**Exercise material**:
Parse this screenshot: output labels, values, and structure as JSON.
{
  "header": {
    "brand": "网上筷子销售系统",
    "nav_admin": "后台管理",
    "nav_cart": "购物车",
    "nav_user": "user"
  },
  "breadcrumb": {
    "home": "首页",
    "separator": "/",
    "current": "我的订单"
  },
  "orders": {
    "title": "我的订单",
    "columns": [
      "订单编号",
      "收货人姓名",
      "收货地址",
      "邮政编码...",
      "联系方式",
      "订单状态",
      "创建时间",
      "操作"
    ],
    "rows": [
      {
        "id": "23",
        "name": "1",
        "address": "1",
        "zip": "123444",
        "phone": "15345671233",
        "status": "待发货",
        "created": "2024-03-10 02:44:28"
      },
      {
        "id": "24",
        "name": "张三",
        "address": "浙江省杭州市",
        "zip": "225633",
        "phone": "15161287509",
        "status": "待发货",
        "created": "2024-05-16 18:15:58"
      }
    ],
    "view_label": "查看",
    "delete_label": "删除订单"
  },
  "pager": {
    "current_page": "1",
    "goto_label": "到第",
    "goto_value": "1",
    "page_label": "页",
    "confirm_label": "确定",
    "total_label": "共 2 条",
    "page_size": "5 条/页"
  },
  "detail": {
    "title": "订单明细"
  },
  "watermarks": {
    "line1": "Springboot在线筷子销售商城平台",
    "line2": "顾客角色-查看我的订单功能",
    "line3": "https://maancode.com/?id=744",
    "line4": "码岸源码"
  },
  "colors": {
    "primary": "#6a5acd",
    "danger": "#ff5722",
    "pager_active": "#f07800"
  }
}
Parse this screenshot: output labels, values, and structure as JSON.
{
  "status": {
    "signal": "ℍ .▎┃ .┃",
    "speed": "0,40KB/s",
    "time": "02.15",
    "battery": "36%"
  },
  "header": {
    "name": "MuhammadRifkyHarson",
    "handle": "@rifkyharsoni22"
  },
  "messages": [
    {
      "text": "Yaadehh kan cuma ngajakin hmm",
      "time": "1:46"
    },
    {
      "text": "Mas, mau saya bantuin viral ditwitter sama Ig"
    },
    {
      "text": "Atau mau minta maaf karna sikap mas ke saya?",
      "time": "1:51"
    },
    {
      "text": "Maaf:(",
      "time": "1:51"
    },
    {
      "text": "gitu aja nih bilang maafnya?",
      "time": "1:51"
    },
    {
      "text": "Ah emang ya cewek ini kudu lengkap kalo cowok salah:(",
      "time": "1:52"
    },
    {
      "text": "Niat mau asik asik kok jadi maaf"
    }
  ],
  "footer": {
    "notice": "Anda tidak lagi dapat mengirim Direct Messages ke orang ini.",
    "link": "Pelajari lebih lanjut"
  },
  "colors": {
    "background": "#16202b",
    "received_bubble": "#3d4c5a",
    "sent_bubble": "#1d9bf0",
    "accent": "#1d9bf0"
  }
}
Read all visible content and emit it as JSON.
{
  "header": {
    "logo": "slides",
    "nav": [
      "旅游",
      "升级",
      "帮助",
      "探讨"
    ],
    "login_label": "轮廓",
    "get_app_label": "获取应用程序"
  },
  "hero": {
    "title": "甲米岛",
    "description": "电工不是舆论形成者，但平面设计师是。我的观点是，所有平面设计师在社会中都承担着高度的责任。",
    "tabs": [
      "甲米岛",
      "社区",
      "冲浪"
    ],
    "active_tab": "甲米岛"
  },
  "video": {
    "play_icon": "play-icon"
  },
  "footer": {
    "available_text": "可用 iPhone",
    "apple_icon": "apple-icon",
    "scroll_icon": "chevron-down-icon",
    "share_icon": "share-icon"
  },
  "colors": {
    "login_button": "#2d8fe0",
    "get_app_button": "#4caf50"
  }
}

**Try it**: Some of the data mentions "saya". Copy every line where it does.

**Output for this task**:
      "text": "Mas, mau saya bantuin viral ditwitter sama Ig"
      "text": "Atau mau minta maaf karna sikap mas ke saya?",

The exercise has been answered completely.